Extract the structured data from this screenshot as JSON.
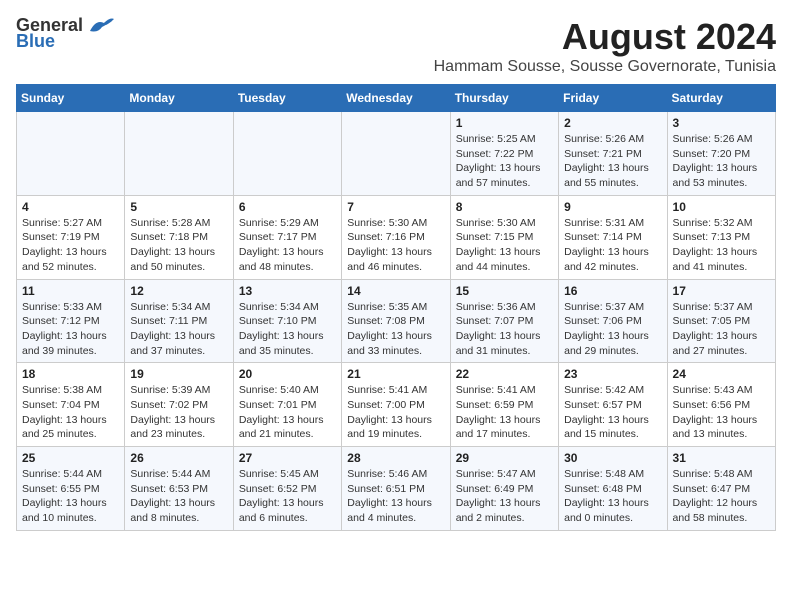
{
  "header": {
    "logo_general": "General",
    "logo_blue": "Blue",
    "title": "August 2024",
    "subtitle": "Hammam Sousse, Sousse Governorate, Tunisia"
  },
  "days_of_week": [
    "Sunday",
    "Monday",
    "Tuesday",
    "Wednesday",
    "Thursday",
    "Friday",
    "Saturday"
  ],
  "weeks": [
    [
      {
        "day": "",
        "info": ""
      },
      {
        "day": "",
        "info": ""
      },
      {
        "day": "",
        "info": ""
      },
      {
        "day": "",
        "info": ""
      },
      {
        "day": "1",
        "info": "Sunrise: 5:25 AM\nSunset: 7:22 PM\nDaylight: 13 hours\nand 57 minutes."
      },
      {
        "day": "2",
        "info": "Sunrise: 5:26 AM\nSunset: 7:21 PM\nDaylight: 13 hours\nand 55 minutes."
      },
      {
        "day": "3",
        "info": "Sunrise: 5:26 AM\nSunset: 7:20 PM\nDaylight: 13 hours\nand 53 minutes."
      }
    ],
    [
      {
        "day": "4",
        "info": "Sunrise: 5:27 AM\nSunset: 7:19 PM\nDaylight: 13 hours\nand 52 minutes."
      },
      {
        "day": "5",
        "info": "Sunrise: 5:28 AM\nSunset: 7:18 PM\nDaylight: 13 hours\nand 50 minutes."
      },
      {
        "day": "6",
        "info": "Sunrise: 5:29 AM\nSunset: 7:17 PM\nDaylight: 13 hours\nand 48 minutes."
      },
      {
        "day": "7",
        "info": "Sunrise: 5:30 AM\nSunset: 7:16 PM\nDaylight: 13 hours\nand 46 minutes."
      },
      {
        "day": "8",
        "info": "Sunrise: 5:30 AM\nSunset: 7:15 PM\nDaylight: 13 hours\nand 44 minutes."
      },
      {
        "day": "9",
        "info": "Sunrise: 5:31 AM\nSunset: 7:14 PM\nDaylight: 13 hours\nand 42 minutes."
      },
      {
        "day": "10",
        "info": "Sunrise: 5:32 AM\nSunset: 7:13 PM\nDaylight: 13 hours\nand 41 minutes."
      }
    ],
    [
      {
        "day": "11",
        "info": "Sunrise: 5:33 AM\nSunset: 7:12 PM\nDaylight: 13 hours\nand 39 minutes."
      },
      {
        "day": "12",
        "info": "Sunrise: 5:34 AM\nSunset: 7:11 PM\nDaylight: 13 hours\nand 37 minutes."
      },
      {
        "day": "13",
        "info": "Sunrise: 5:34 AM\nSunset: 7:10 PM\nDaylight: 13 hours\nand 35 minutes."
      },
      {
        "day": "14",
        "info": "Sunrise: 5:35 AM\nSunset: 7:08 PM\nDaylight: 13 hours\nand 33 minutes."
      },
      {
        "day": "15",
        "info": "Sunrise: 5:36 AM\nSunset: 7:07 PM\nDaylight: 13 hours\nand 31 minutes."
      },
      {
        "day": "16",
        "info": "Sunrise: 5:37 AM\nSunset: 7:06 PM\nDaylight: 13 hours\nand 29 minutes."
      },
      {
        "day": "17",
        "info": "Sunrise: 5:37 AM\nSunset: 7:05 PM\nDaylight: 13 hours\nand 27 minutes."
      }
    ],
    [
      {
        "day": "18",
        "info": "Sunrise: 5:38 AM\nSunset: 7:04 PM\nDaylight: 13 hours\nand 25 minutes."
      },
      {
        "day": "19",
        "info": "Sunrise: 5:39 AM\nSunset: 7:02 PM\nDaylight: 13 hours\nand 23 minutes."
      },
      {
        "day": "20",
        "info": "Sunrise: 5:40 AM\nSunset: 7:01 PM\nDaylight: 13 hours\nand 21 minutes."
      },
      {
        "day": "21",
        "info": "Sunrise: 5:41 AM\nSunset: 7:00 PM\nDaylight: 13 hours\nand 19 minutes."
      },
      {
        "day": "22",
        "info": "Sunrise: 5:41 AM\nSunset: 6:59 PM\nDaylight: 13 hours\nand 17 minutes."
      },
      {
        "day": "23",
        "info": "Sunrise: 5:42 AM\nSunset: 6:57 PM\nDaylight: 13 hours\nand 15 minutes."
      },
      {
        "day": "24",
        "info": "Sunrise: 5:43 AM\nSunset: 6:56 PM\nDaylight: 13 hours\nand 13 minutes."
      }
    ],
    [
      {
        "day": "25",
        "info": "Sunrise: 5:44 AM\nSunset: 6:55 PM\nDaylight: 13 hours\nand 10 minutes."
      },
      {
        "day": "26",
        "info": "Sunrise: 5:44 AM\nSunset: 6:53 PM\nDaylight: 13 hours\nand 8 minutes."
      },
      {
        "day": "27",
        "info": "Sunrise: 5:45 AM\nSunset: 6:52 PM\nDaylight: 13 hours\nand 6 minutes."
      },
      {
        "day": "28",
        "info": "Sunrise: 5:46 AM\nSunset: 6:51 PM\nDaylight: 13 hours\nand 4 minutes."
      },
      {
        "day": "29",
        "info": "Sunrise: 5:47 AM\nSunset: 6:49 PM\nDaylight: 13 hours\nand 2 minutes."
      },
      {
        "day": "30",
        "info": "Sunrise: 5:48 AM\nSunset: 6:48 PM\nDaylight: 13 hours\nand 0 minutes."
      },
      {
        "day": "31",
        "info": "Sunrise: 5:48 AM\nSunset: 6:47 PM\nDaylight: 12 hours\nand 58 minutes."
      }
    ]
  ]
}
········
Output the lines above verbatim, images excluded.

Task answer
Extract the structured data from this screenshot as JSON.
{
  "header": {
    "logo_general": "General",
    "logo_blue": "Blue",
    "title": "August 2024",
    "subtitle": "Hammam Sousse, Sousse Governorate, Tunisia"
  },
  "days_of_week": [
    "Sunday",
    "Monday",
    "Tuesday",
    "Wednesday",
    "Thursday",
    "Friday",
    "Saturday"
  ],
  "weeks": [
    [
      {
        "day": "",
        "info": ""
      },
      {
        "day": "",
        "info": ""
      },
      {
        "day": "",
        "info": ""
      },
      {
        "day": "",
        "info": ""
      },
      {
        "day": "1",
        "info": "Sunrise: 5:25 AM\nSunset: 7:22 PM\nDaylight: 13 hours\nand 57 minutes."
      },
      {
        "day": "2",
        "info": "Sunrise: 5:26 AM\nSunset: 7:21 PM\nDaylight: 13 hours\nand 55 minutes."
      },
      {
        "day": "3",
        "info": "Sunrise: 5:26 AM\nSunset: 7:20 PM\nDaylight: 13 hours\nand 53 minutes."
      }
    ],
    [
      {
        "day": "4",
        "info": "Sunrise: 5:27 AM\nSunset: 7:19 PM\nDaylight: 13 hours\nand 52 minutes."
      },
      {
        "day": "5",
        "info": "Sunrise: 5:28 AM\nSunset: 7:18 PM\nDaylight: 13 hours\nand 50 minutes."
      },
      {
        "day": "6",
        "info": "Sunrise: 5:29 AM\nSunset: 7:17 PM\nDaylight: 13 hours\nand 48 minutes."
      },
      {
        "day": "7",
        "info": "Sunrise: 5:30 AM\nSunset: 7:16 PM\nDaylight: 13 hours\nand 46 minutes."
      },
      {
        "day": "8",
        "info": "Sunrise: 5:30 AM\nSunset: 7:15 PM\nDaylight: 13 hours\nand 44 minutes."
      },
      {
        "day": "9",
        "info": "Sunrise: 5:31 AM\nSunset: 7:14 PM\nDaylight: 13 hours\nand 42 minutes."
      },
      {
        "day": "10",
        "info": "Sunrise: 5:32 AM\nSunset: 7:13 PM\nDaylight: 13 hours\nand 41 minutes."
      }
    ],
    [
      {
        "day": "11",
        "info": "Sunrise: 5:33 AM\nSunset: 7:12 PM\nDaylight: 13 hours\nand 39 minutes."
      },
      {
        "day": "12",
        "info": "Sunrise: 5:34 AM\nSunset: 7:11 PM\nDaylight: 13 hours\nand 37 minutes."
      },
      {
        "day": "13",
        "info": "Sunrise: 5:34 AM\nSunset: 7:10 PM\nDaylight: 13 hours\nand 35 minutes."
      },
      {
        "day": "14",
        "info": "Sunrise: 5:35 AM\nSunset: 7:08 PM\nDaylight: 13 hours\nand 33 minutes."
      },
      {
        "day": "15",
        "info": "Sunrise: 5:36 AM\nSunset: 7:07 PM\nDaylight: 13 hours\nand 31 minutes."
      },
      {
        "day": "16",
        "info": "Sunrise: 5:37 AM\nSunset: 7:06 PM\nDaylight: 13 hours\nand 29 minutes."
      },
      {
        "day": "17",
        "info": "Sunrise: 5:37 AM\nSunset: 7:05 PM\nDaylight: 13 hours\nand 27 minutes."
      }
    ],
    [
      {
        "day": "18",
        "info": "Sunrise: 5:38 AM\nSunset: 7:04 PM\nDaylight: 13 hours\nand 25 minutes."
      },
      {
        "day": "19",
        "info": "Sunrise: 5:39 AM\nSunset: 7:02 PM\nDaylight: 13 hours\nand 23 minutes."
      },
      {
        "day": "20",
        "info": "Sunrise: 5:40 AM\nSunset: 7:01 PM\nDaylight: 13 hours\nand 21 minutes."
      },
      {
        "day": "21",
        "info": "Sunrise: 5:41 AM\nSunset: 7:00 PM\nDaylight: 13 hours\nand 19 minutes."
      },
      {
        "day": "22",
        "info": "Sunrise: 5:41 AM\nSunset: 6:59 PM\nDaylight: 13 hours\nand 17 minutes."
      },
      {
        "day": "23",
        "info": "Sunrise: 5:42 AM\nSunset: 6:57 PM\nDaylight: 13 hours\nand 15 minutes."
      },
      {
        "day": "24",
        "info": "Sunrise: 5:43 AM\nSunset: 6:56 PM\nDaylight: 13 hours\nand 13 minutes."
      }
    ],
    [
      {
        "day": "25",
        "info": "Sunrise: 5:44 AM\nSunset: 6:55 PM\nDaylight: 13 hours\nand 10 minutes."
      },
      {
        "day": "26",
        "info": "Sunrise: 5:44 AM\nSunset: 6:53 PM\nDaylight: 13 hours\nand 8 minutes."
      },
      {
        "day": "27",
        "info": "Sunrise: 5:45 AM\nSunset: 6:52 PM\nDaylight: 13 hours\nand 6 minutes."
      },
      {
        "day": "28",
        "info": "Sunrise: 5:46 AM\nSunset: 6:51 PM\nDaylight: 13 hours\nand 4 minutes."
      },
      {
        "day": "29",
        "info": "Sunrise: 5:47 AM\nSunset: 6:49 PM\nDaylight: 13 hours\nand 2 minutes."
      },
      {
        "day": "30",
        "info": "Sunrise: 5:48 AM\nSunset: 6:48 PM\nDaylight: 13 hours\nand 0 minutes."
      },
      {
        "day": "31",
        "info": "Sunrise: 5:48 AM\nSunset: 6:47 PM\nDaylight: 12 hours\nand 58 minutes."
      }
    ]
  ]
}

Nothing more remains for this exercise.